== THE TASK ==
Among the entries that follow, count the lines with the word "传奇大学" and report the number by itself.

■ ■ ■

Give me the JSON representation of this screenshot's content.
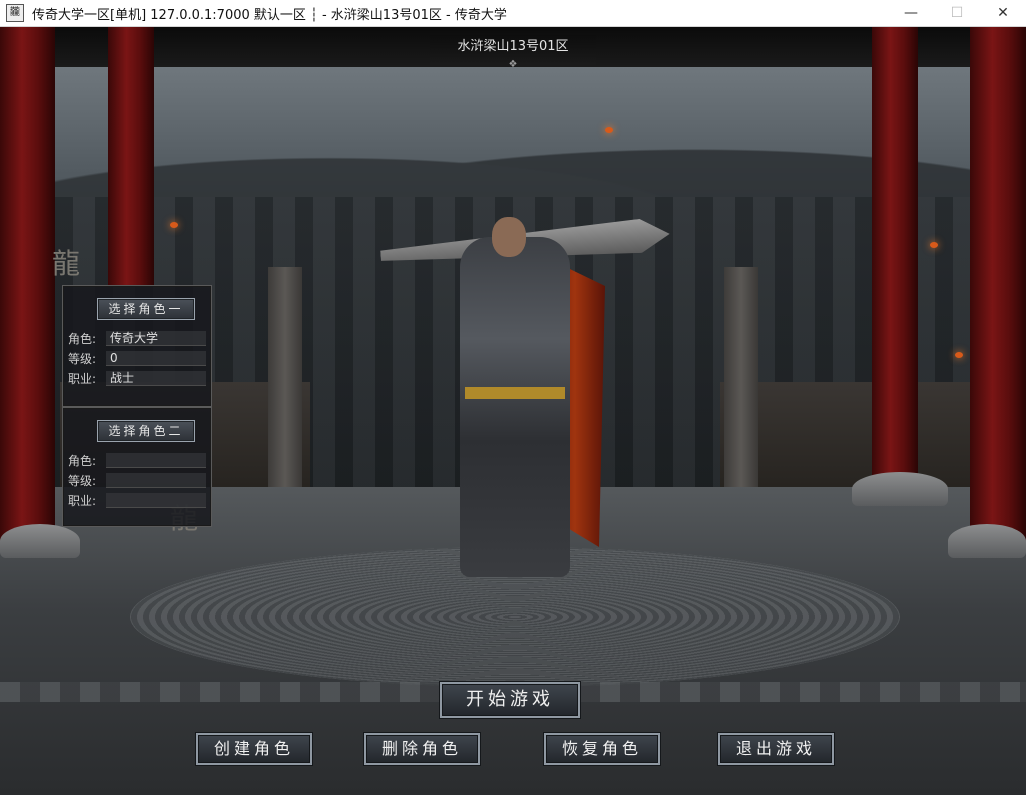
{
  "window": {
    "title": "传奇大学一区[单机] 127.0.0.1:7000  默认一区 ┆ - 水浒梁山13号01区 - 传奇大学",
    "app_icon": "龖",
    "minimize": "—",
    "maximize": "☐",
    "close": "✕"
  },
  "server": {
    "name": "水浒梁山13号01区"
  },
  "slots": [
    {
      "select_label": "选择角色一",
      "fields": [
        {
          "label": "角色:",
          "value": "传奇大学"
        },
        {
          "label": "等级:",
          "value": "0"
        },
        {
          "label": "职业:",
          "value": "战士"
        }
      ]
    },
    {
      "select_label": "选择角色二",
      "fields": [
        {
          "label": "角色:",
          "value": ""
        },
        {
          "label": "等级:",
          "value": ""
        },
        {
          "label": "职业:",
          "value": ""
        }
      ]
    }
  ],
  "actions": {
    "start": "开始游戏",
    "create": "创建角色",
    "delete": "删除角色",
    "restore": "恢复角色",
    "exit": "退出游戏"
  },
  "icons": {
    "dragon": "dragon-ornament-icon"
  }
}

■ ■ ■

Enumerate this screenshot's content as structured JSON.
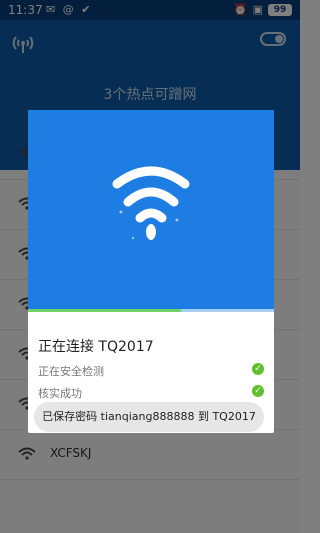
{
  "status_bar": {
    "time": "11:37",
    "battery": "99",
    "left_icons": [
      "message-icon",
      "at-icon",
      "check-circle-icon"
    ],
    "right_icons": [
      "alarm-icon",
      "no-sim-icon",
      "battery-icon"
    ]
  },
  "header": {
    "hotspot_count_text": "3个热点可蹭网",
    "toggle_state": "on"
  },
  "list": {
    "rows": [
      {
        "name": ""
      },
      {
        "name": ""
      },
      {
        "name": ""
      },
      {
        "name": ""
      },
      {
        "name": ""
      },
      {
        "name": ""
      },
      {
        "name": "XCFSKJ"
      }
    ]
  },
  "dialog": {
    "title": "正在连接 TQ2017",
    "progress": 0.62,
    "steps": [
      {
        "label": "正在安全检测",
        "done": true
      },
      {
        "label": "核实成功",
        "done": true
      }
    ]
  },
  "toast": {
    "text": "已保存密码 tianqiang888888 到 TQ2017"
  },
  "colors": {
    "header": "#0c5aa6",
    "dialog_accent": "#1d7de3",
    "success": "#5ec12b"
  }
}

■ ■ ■

== REPLY TO THE TASK ==
2